Burlington, VT— As expected, Vermont’s passage of a law requiring genetically modified organisms (GMOs) in food to be labeled has been followed by a lawsuit. The Grocery Manufacturer’s Association (GMA), the Snack Food Association, the International Dairy Foods Association and the National Association of Manufacturers have collectively sued the state in federal court, alleging that the new law is unconstitutional.
Harvard, MA—Neonicotinoids, a class of insecticide, are harmful to honey bee colonies during winter months, according to researchers from the Harvard School of Public Health.
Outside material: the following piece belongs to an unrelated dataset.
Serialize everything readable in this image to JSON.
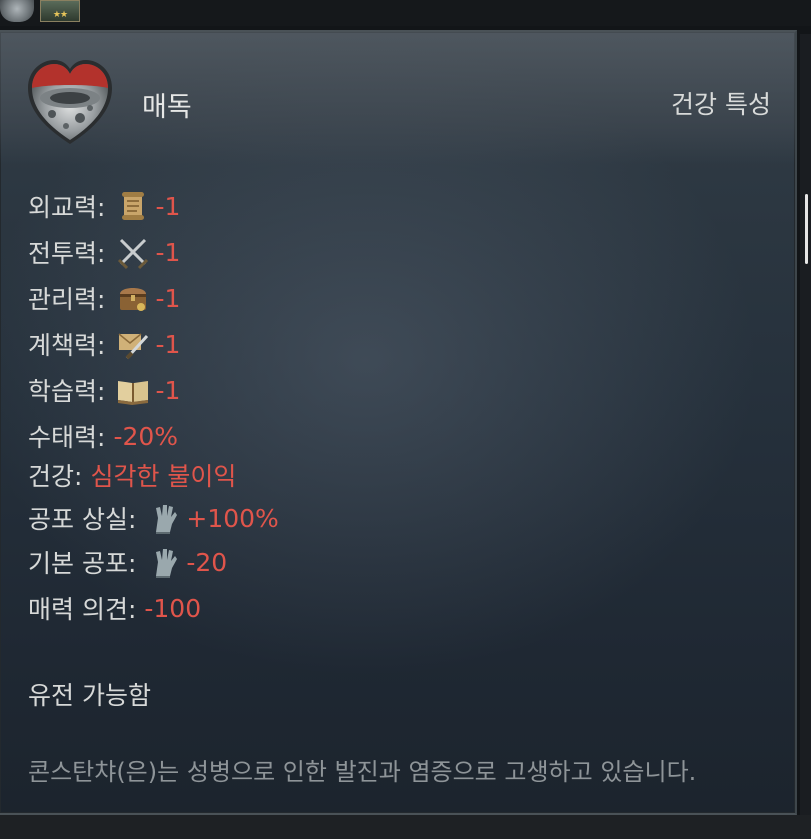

This study strengthens previous findings associating insecticide use with Colony Collapse Disorder (CCD), a term used to describe the recent widespread disappearance of honey bee colonies.
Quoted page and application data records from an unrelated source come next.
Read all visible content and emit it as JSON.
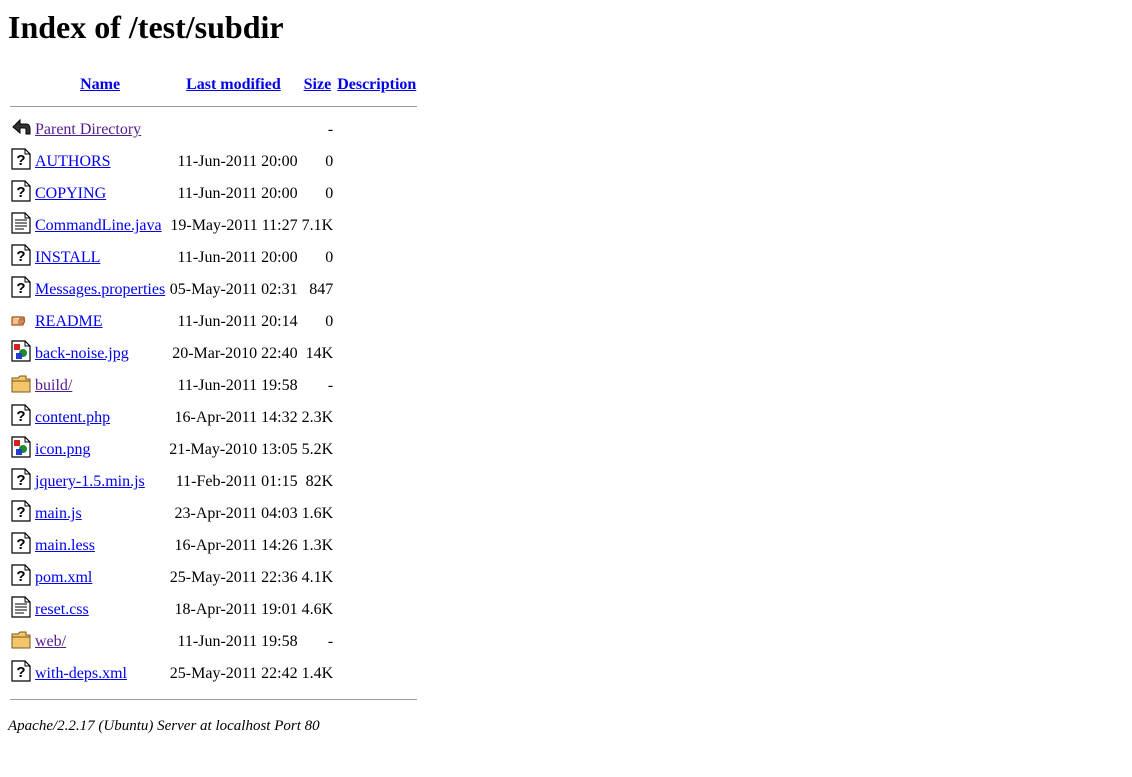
{
  "page": {
    "title": "Index of /test/subdir"
  },
  "table": {
    "headers": {
      "name": "Name",
      "modified": "Last modified",
      "size": "Size",
      "description": "Description"
    },
    "rows": [
      {
        "icon": "back-arrow-icon",
        "name": "Parent Directory",
        "modified": "",
        "size": "-",
        "visited": true
      },
      {
        "icon": "unknown-file-icon",
        "name": "AUTHORS",
        "modified": "11-Jun-2011 20:00",
        "size": "0",
        "visited": false
      },
      {
        "icon": "unknown-file-icon",
        "name": "COPYING",
        "modified": "11-Jun-2011 20:00",
        "size": "0",
        "visited": false
      },
      {
        "icon": "text-file-icon",
        "name": "CommandLine.java",
        "modified": "19-May-2011 11:27",
        "size": "7.1K",
        "visited": false
      },
      {
        "icon": "unknown-file-icon",
        "name": "INSTALL",
        "modified": "11-Jun-2011 20:00",
        "size": "0",
        "visited": false
      },
      {
        "icon": "unknown-file-icon",
        "name": "Messages.properties",
        "modified": "05-May-2011 02:31",
        "size": "847",
        "visited": false
      },
      {
        "icon": "readme-hand-icon",
        "name": "README",
        "modified": "11-Jun-2011 20:14",
        "size": "0",
        "visited": false
      },
      {
        "icon": "image-file-icon",
        "name": "back-noise.jpg",
        "modified": "20-Mar-2010 22:40",
        "size": "14K",
        "visited": false
      },
      {
        "icon": "folder-icon",
        "name": "build/",
        "modified": "11-Jun-2011 19:58",
        "size": "-",
        "visited": true
      },
      {
        "icon": "unknown-file-icon",
        "name": "content.php",
        "modified": "16-Apr-2011 14:32",
        "size": "2.3K",
        "visited": false
      },
      {
        "icon": "image-file-icon",
        "name": "icon.png",
        "modified": "21-May-2010 13:05",
        "size": "5.2K",
        "visited": false
      },
      {
        "icon": "unknown-file-icon",
        "name": "jquery-1.5.min.js",
        "modified": "11-Feb-2011 01:15",
        "size": "82K",
        "visited": false
      },
      {
        "icon": "unknown-file-icon",
        "name": "main.js",
        "modified": "23-Apr-2011 04:03",
        "size": "1.6K",
        "visited": false
      },
      {
        "icon": "unknown-file-icon",
        "name": "main.less",
        "modified": "16-Apr-2011 14:26",
        "size": "1.3K",
        "visited": false
      },
      {
        "icon": "unknown-file-icon",
        "name": "pom.xml",
        "modified": "25-May-2011 22:36",
        "size": "4.1K",
        "visited": false
      },
      {
        "icon": "text-file-icon",
        "name": "reset.css",
        "modified": "18-Apr-2011 19:01",
        "size": "4.6K",
        "visited": false
      },
      {
        "icon": "folder-icon",
        "name": "web/",
        "modified": "11-Jun-2011 19:58",
        "size": "-",
        "visited": true
      },
      {
        "icon": "unknown-file-icon",
        "name": "with-deps.xml",
        "modified": "25-May-2011 22:42",
        "size": "1.4K",
        "visited": false
      }
    ]
  },
  "footer": {
    "address": "Apache/2.2.17 (Ubuntu) Server at localhost Port 80"
  },
  "colors": {
    "link": "#0000ee",
    "visited": "#551a8b",
    "rule": "#9a9a9a"
  }
}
Washington, D.C.—In what is being called a “historic investment,” the U.S. Department of Agriculture (USDA) is making $78 million available annually for the development of regional and local food systems. The operations eligible to receive funds include food hubs, farmers markets, aggregation and processing facilities, distribution services and other local food business enterprises.
The organic food industry achieved its fastest growth rate in five years in 2013, says a new survey from the Organic Trade Association (OTA). An 11.5% jump saw the industry reach $35.1 billion in sales, up from $31.5 billion in 2012. The growth is set to continue, according to OTA, as the Organic Industry Survey projects that this rate will at least be matched and possibly exceeded over the next two years.
Nunda, NY—Over 21,000 pounds of peanut butter were donated in April to the charity Feed the Children by seed and nut butter manufacturer Once Again Nut Butter. The 44 drums of peanut butter, weighing in at 480 pounds each, are being put to use in supporting victims of natural disasters in the Philippines and elsewhere.
Leicester, England—Soil in urban farming allotments is healthier, and therefore better for farming, than more intensively farmed soils, according to recent research. The study, conducted in the United Kingdom and published in the Journal of Applied Ecology, shows the benefits of local, small-scale farming.
In a move sure to stir up the sector, Wal-Mart Stores, Inc. has debuted Wild Oats, a line featuring low-cost organic food products. The move represents a partnership between Wal-Mart and Wild Oats, a preexisting brand, which will see around 100 products hit the shelves of every Walmart store that sells groceries.